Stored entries
________________________

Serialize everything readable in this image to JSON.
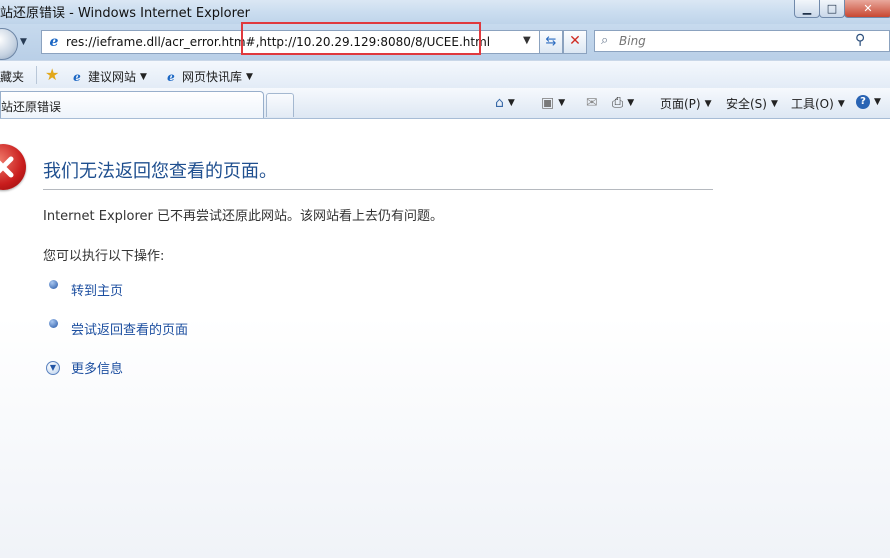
{
  "window": {
    "title": "站还原错误 - Windows Internet Explorer"
  },
  "address": {
    "url": "res://ieframe.dll/acr_error.htm#,http://10.20.29.129:8080/8/UCEE.html"
  },
  "search": {
    "placeholder": "Bing"
  },
  "favorites": {
    "label": "藏夹",
    "items": [
      {
        "label": "建议网站"
      },
      {
        "label": "网页快讯库"
      }
    ]
  },
  "tab": {
    "title": "站还原错误"
  },
  "commands": {
    "page": "页面(P)",
    "safety": "安全(S)",
    "tools": "工具(O)"
  },
  "error_page": {
    "heading": "我们无法返回您查看的页面。",
    "description": "Internet Explorer 已不再尝试还原此网站。该网站看上去仍有问题。",
    "prompt": "您可以执行以下操作:",
    "actions": [
      {
        "label": "转到主页"
      },
      {
        "label": "尝试返回查看的页面"
      }
    ],
    "more_info": "更多信息"
  },
  "colors": {
    "highlight_box": "#e0393e",
    "heading": "#1f4f8f",
    "link": "#1d4fa0"
  }
}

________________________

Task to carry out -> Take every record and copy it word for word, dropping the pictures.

Solution for this exercise ->
Serialize everything readable in this image to JSON.
{
  "window": {
    "title": "站还原错误 - Windows Internet Explorer"
  },
  "address": {
    "url": "res://ieframe.dll/acr_error.htm#,http://10.20.29.129:8080/8/UCEE.html"
  },
  "search": {
    "placeholder": "Bing"
  },
  "favorites": {
    "label": "藏夹",
    "items": [
      {
        "label": "建议网站"
      },
      {
        "label": "网页快讯库"
      }
    ]
  },
  "tab": {
    "title": "站还原错误"
  },
  "commands": {
    "page": "页面(P)",
    "safety": "安全(S)",
    "tools": "工具(O)"
  },
  "error_page": {
    "heading": "我们无法返回您查看的页面。",
    "description": "Internet Explorer 已不再尝试还原此网站。该网站看上去仍有问题。",
    "prompt": "您可以执行以下操作:",
    "actions": [
      {
        "label": "转到主页"
      },
      {
        "label": "尝试返回查看的页面"
      }
    ],
    "more_info": "更多信息"
  },
  "colors": {
    "highlight_box": "#e0393e",
    "heading": "#1f4f8f",
    "link": "#1d4fa0"
  }
}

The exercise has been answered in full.